Task description:
Scan the records for the string "icon" and copy every line that holds it.

====== Exercise data ======

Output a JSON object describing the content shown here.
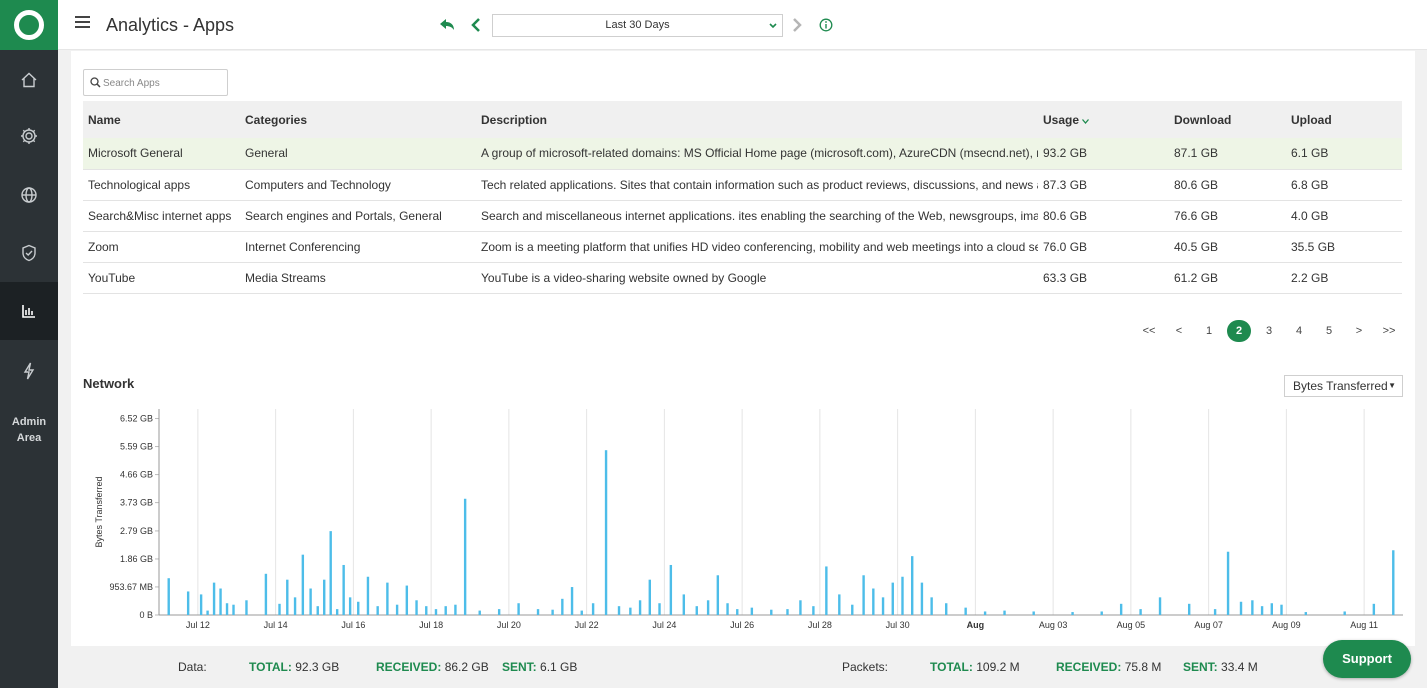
{
  "header": {
    "title": "Analytics - Apps",
    "date_range": "Last 30 Days"
  },
  "sidebar": {
    "items": [
      {
        "name": "home-icon"
      },
      {
        "name": "settings-icon"
      },
      {
        "name": "globe-icon"
      },
      {
        "name": "shield-icon"
      },
      {
        "name": "analytics-icon",
        "active": true
      },
      {
        "name": "lightning-icon"
      }
    ],
    "admin_label_1": "Admin",
    "admin_label_2": "Area"
  },
  "search": {
    "placeholder": "Search Apps",
    "value": ""
  },
  "table": {
    "columns": [
      "Name",
      "Categories",
      "Description",
      "Usage",
      "Download",
      "Upload"
    ],
    "rows": [
      [
        "Microsoft General",
        "General",
        "A group of microsoft-related domains: MS Official Home page (microsoft.com), AzureCDN (msecnd.net), msft",
        "93.2 GB",
        "87.1 GB",
        "6.1 GB"
      ],
      [
        "Technological apps",
        "Computers and Technology",
        "Tech related applications. Sites that contain information such as product reviews, discussions, and news abo",
        "87.3 GB",
        "80.6 GB",
        "6.8 GB"
      ],
      [
        "Search&Misc internet apps",
        "Search engines and Portals, General",
        "Search and miscellaneous internet applications. ites enabling the searching of the Web, newsgroups, images,",
        "80.6 GB",
        "76.6 GB",
        "4.0 GB"
      ],
      [
        "Zoom",
        "Internet Conferencing",
        "Zoom is a meeting platform that unifies HD video conferencing, mobility and web meetings into a cloud servic",
        "76.0 GB",
        "40.5 GB",
        "35.5 GB"
      ],
      [
        "YouTube",
        "Media Streams",
        "YouTube is a video-sharing website owned by Google",
        "63.3 GB",
        "61.2 GB",
        "2.2 GB"
      ]
    ]
  },
  "pagination": {
    "items": [
      "<<",
      "<",
      "1",
      "2",
      "3",
      "4",
      "5",
      ">",
      ">>"
    ],
    "current": "2"
  },
  "network": {
    "title": "Network",
    "metric": "Bytes Transferred"
  },
  "chart_data": {
    "type": "bar",
    "ylabel": "Bytes Transferred",
    "y_ticks": [
      "0 B",
      "953.67 MB",
      "1.86 GB",
      "2.79 GB",
      "3.73 GB",
      "4.66 GB",
      "5.59 GB",
      "6.52 GB"
    ],
    "ylim": [
      0,
      7000
    ],
    "y_unit": "MB",
    "x_ticks": [
      "Jul 12",
      "Jul 14",
      "Jul 16",
      "Jul 18",
      "Jul 20",
      "Jul 22",
      "Jul 24",
      "Jul 26",
      "Jul 28",
      "Jul 30",
      "Aug",
      "Aug 03",
      "Aug 05",
      "Aug 07",
      "Aug 09",
      "Aug 11"
    ],
    "bold_tick": "Aug",
    "x_start": "Jul 11",
    "x_end": "Aug 12",
    "series": [
      {
        "values": [
          [
            "Jul 11",
            1250
          ],
          [
            "Jul 11",
            800
          ],
          [
            "Jul 12",
            700
          ],
          [
            "Jul 12",
            150
          ],
          [
            "Jul 12",
            1100
          ],
          [
            "Jul 12",
            900
          ],
          [
            "Jul 12",
            400
          ],
          [
            "Jul 12",
            350
          ],
          [
            "Jul 13",
            500
          ],
          [
            "Jul 13",
            1400
          ],
          [
            "Jul 14",
            380
          ],
          [
            "Jul 14",
            1200
          ],
          [
            "Jul 14",
            600
          ],
          [
            "Jul 14",
            2050
          ],
          [
            "Jul 14",
            900
          ],
          [
            "Jul 15",
            300
          ],
          [
            "Jul 15",
            1200
          ],
          [
            "Jul 15",
            2850
          ],
          [
            "Jul 15",
            200
          ],
          [
            "Jul 15",
            1700
          ],
          [
            "Jul 15",
            600
          ],
          [
            "Jul 16",
            450
          ],
          [
            "Jul 16",
            1300
          ],
          [
            "Jul 16",
            300
          ],
          [
            "Jul 16",
            1100
          ],
          [
            "Jul 17",
            350
          ],
          [
            "Jul 17",
            1000
          ],
          [
            "Jul 17",
            500
          ],
          [
            "Jul 17",
            300
          ],
          [
            "Jul 18",
            200
          ],
          [
            "Jul 18",
            300
          ],
          [
            "Jul 18",
            350
          ],
          [
            "Jul 18",
            3950
          ],
          [
            "Jul 19",
            150
          ],
          [
            "Jul 19",
            200
          ],
          [
            "Jul 20",
            400
          ],
          [
            "Jul 20",
            200
          ],
          [
            "Jul 21",
            180
          ],
          [
            "Jul 21",
            550
          ],
          [
            "Jul 21",
            950
          ],
          [
            "Jul 21",
            150
          ],
          [
            "Jul 22",
            400
          ],
          [
            "Jul 22",
            5600
          ],
          [
            "Jul 22",
            300
          ],
          [
            "Jul 23",
            250
          ],
          [
            "Jul 23",
            500
          ],
          [
            "Jul 23",
            1200
          ],
          [
            "Jul 23",
            400
          ],
          [
            "Jul 24",
            1700
          ],
          [
            "Jul 24",
            700
          ],
          [
            "Jul 24",
            300
          ],
          [
            "Jul 25",
            500
          ],
          [
            "Jul 25",
            1350
          ],
          [
            "Jul 25",
            400
          ],
          [
            "Jul 25",
            200
          ],
          [
            "Jul 26",
            250
          ],
          [
            "Jul 26",
            180
          ],
          [
            "Jul 27",
            200
          ],
          [
            "Jul 27",
            500
          ],
          [
            "Jul 27",
            300
          ],
          [
            "Jul 28",
            1650
          ],
          [
            "Jul 28",
            700
          ],
          [
            "Jul 28",
            350
          ],
          [
            "Jul 29",
            1350
          ],
          [
            "Jul 29",
            900
          ],
          [
            "Jul 29",
            600
          ],
          [
            "Jul 29",
            1100
          ],
          [
            "Jul 30",
            1300
          ],
          [
            "Jul 30",
            2000
          ],
          [
            "Jul 30",
            1100
          ],
          [
            "Jul 30",
            600
          ],
          [
            "Jul 31",
            400
          ],
          [
            "Jul 31",
            250
          ],
          [
            "Aug 01",
            120
          ],
          [
            "Aug 01",
            150
          ],
          [
            "Aug 02",
            120
          ],
          [
            "Aug 03",
            100
          ],
          [
            "Aug 04",
            120
          ],
          [
            "Aug 04",
            380
          ],
          [
            "Aug 05",
            200
          ],
          [
            "Aug 05",
            600
          ],
          [
            "Aug 06",
            380
          ],
          [
            "Aug 07",
            200
          ],
          [
            "Aug 07",
            2150
          ],
          [
            "Aug 07",
            450
          ],
          [
            "Aug 08",
            500
          ],
          [
            "Aug 08",
            300
          ],
          [
            "Aug 08",
            400
          ],
          [
            "Aug 08",
            350
          ],
          [
            "Aug 09",
            100
          ],
          [
            "Aug 10",
            120
          ],
          [
            "Aug 11",
            380
          ],
          [
            "Aug 11",
            2200
          ]
        ]
      }
    ]
  },
  "footer": {
    "data_label": "Data:",
    "data_total_key": "TOTAL:",
    "data_total": "92.3 GB",
    "data_received_key": "RECEIVED:",
    "data_received": "86.2 GB",
    "data_sent_key": "SENT:",
    "data_sent": "6.1 GB",
    "packets_label": "Packets:",
    "packets_total_key": "TOTAL:",
    "packets_total": "109.2 M",
    "packets_received_key": "RECEIVED:",
    "packets_received": "75.8 M",
    "packets_sent_key": "SENT:",
    "packets_sent": "33.4 M"
  },
  "support_label": "Support",
  "colors": {
    "brand": "#1e8a4f",
    "bar": "#4dbde9",
    "sidebar": "#2c3236"
  }
}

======

Solution to this task:
        "name": "home-icon"
        "name": "settings-icon"
        "name": "globe-icon"
        "name": "shield-icon"
        "name": "analytics-icon",
        "name": "lightning-icon"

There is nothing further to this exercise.